##### Supplied data

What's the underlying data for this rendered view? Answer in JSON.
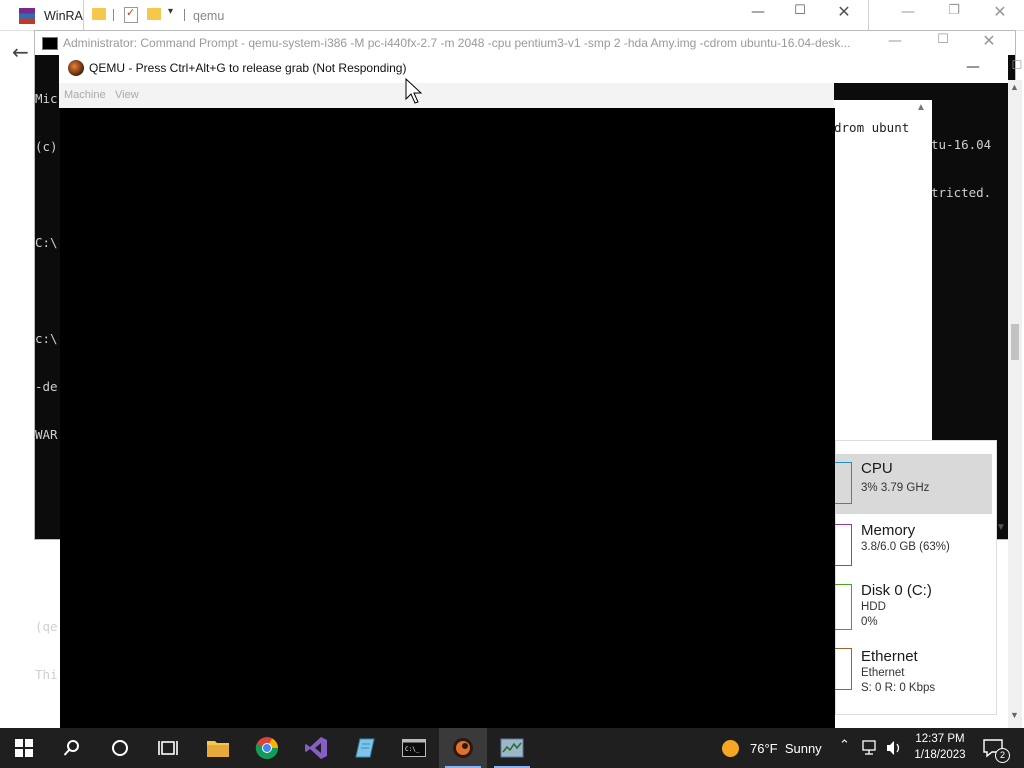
{
  "winrar": {
    "title_short": "WinRAR"
  },
  "explorer": {
    "path_text": "qemu"
  },
  "cmd": {
    "title": "Administrator:  Command Prompt - qemu-system-i386  -M pc-i440fx-2.7 -m 2048 -cpu pentium3-v1 -smp 2 -hda Amy.img -cdrom ubuntu-16.04-desk...",
    "left_lines": [
      "Mic",
      "(c)",
      "",
      "C:\\",
      "",
      "c:\\",
      "-de",
      "WAR",
      "",
      "",
      "",
      "(qe",
      "Thi"
    ],
    "right_line_1": "drom ubunt",
    "right_line_2": "tu-16.04",
    "right_line_3": "tricted."
  },
  "qemu": {
    "title": "QEMU - Press Ctrl+Alt+G to release grab (Not Responding)",
    "menu": [
      "Machine",
      "View"
    ]
  },
  "task_manager": {
    "items": [
      {
        "title": "CPU",
        "line1": "3% 3.79 GHz",
        "line2": ""
      },
      {
        "title": "Memory",
        "line1": "3.8/6.0 GB (63%)",
        "line2": ""
      },
      {
        "title": "Disk 0 (C:)",
        "line1": "HDD",
        "line2": "0%"
      },
      {
        "title": "Ethernet",
        "line1": "Ethernet",
        "line2": "S: 0 R: 0 Kbps"
      }
    ],
    "colors": {
      "cpu": "#1e90c8",
      "memory": "#8b3fb3",
      "disk": "#4da61a",
      "ethernet": "#a0622d",
      "selected": "#d9d9d9"
    }
  },
  "taskbar": {
    "weather": "76°F  Sunny",
    "time": "12:37 PM",
    "date": "1/18/2023",
    "notification_count": "2",
    "icons": [
      "windows-start-icon",
      "search-icon",
      "cortana-icon",
      "task-view-icon",
      "file-explorer-icon",
      "chrome-icon",
      "visual-studio-icon",
      "notepad-icon",
      "command-prompt-icon",
      "qemu-icon",
      "task-manager-icon"
    ]
  }
}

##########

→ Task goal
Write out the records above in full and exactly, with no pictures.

→ Answer to the exercise
What's the underlying data for this rendered view? Answer in JSON.
{
  "winrar": {
    "title_short": "WinRAR"
  },
  "explorer": {
    "path_text": "qemu"
  },
  "cmd": {
    "title": "Administrator:  Command Prompt - qemu-system-i386  -M pc-i440fx-2.7 -m 2048 -cpu pentium3-v1 -smp 2 -hda Amy.img -cdrom ubuntu-16.04-desk...",
    "left_lines": [
      "Mic",
      "(c)",
      "",
      "C:\\",
      "",
      "c:\\",
      "-de",
      "WAR",
      "",
      "",
      "",
      "(qe",
      "Thi"
    ],
    "right_line_1": "drom ubunt",
    "right_line_2": "tu-16.04",
    "right_line_3": "tricted."
  },
  "qemu": {
    "title": "QEMU - Press Ctrl+Alt+G to release grab (Not Responding)",
    "menu": [
      "Machine",
      "View"
    ]
  },
  "task_manager": {
    "items": [
      {
        "title": "CPU",
        "line1": "3% 3.79 GHz",
        "line2": ""
      },
      {
        "title": "Memory",
        "line1": "3.8/6.0 GB (63%)",
        "line2": ""
      },
      {
        "title": "Disk 0 (C:)",
        "line1": "HDD",
        "line2": "0%"
      },
      {
        "title": "Ethernet",
        "line1": "Ethernet",
        "line2": "S: 0 R: 0 Kbps"
      }
    ],
    "colors": {
      "cpu": "#1e90c8",
      "memory": "#8b3fb3",
      "disk": "#4da61a",
      "ethernet": "#a0622d",
      "selected": "#d9d9d9"
    }
  },
  "taskbar": {
    "weather": "76°F  Sunny",
    "time": "12:37 PM",
    "date": "1/18/2023",
    "notification_count": "2",
    "icons": [
      "windows-start-icon",
      "search-icon",
      "cortana-icon",
      "task-view-icon",
      "file-explorer-icon",
      "chrome-icon",
      "visual-studio-icon",
      "notepad-icon",
      "command-prompt-icon",
      "qemu-icon",
      "task-manager-icon"
    ]
  }
}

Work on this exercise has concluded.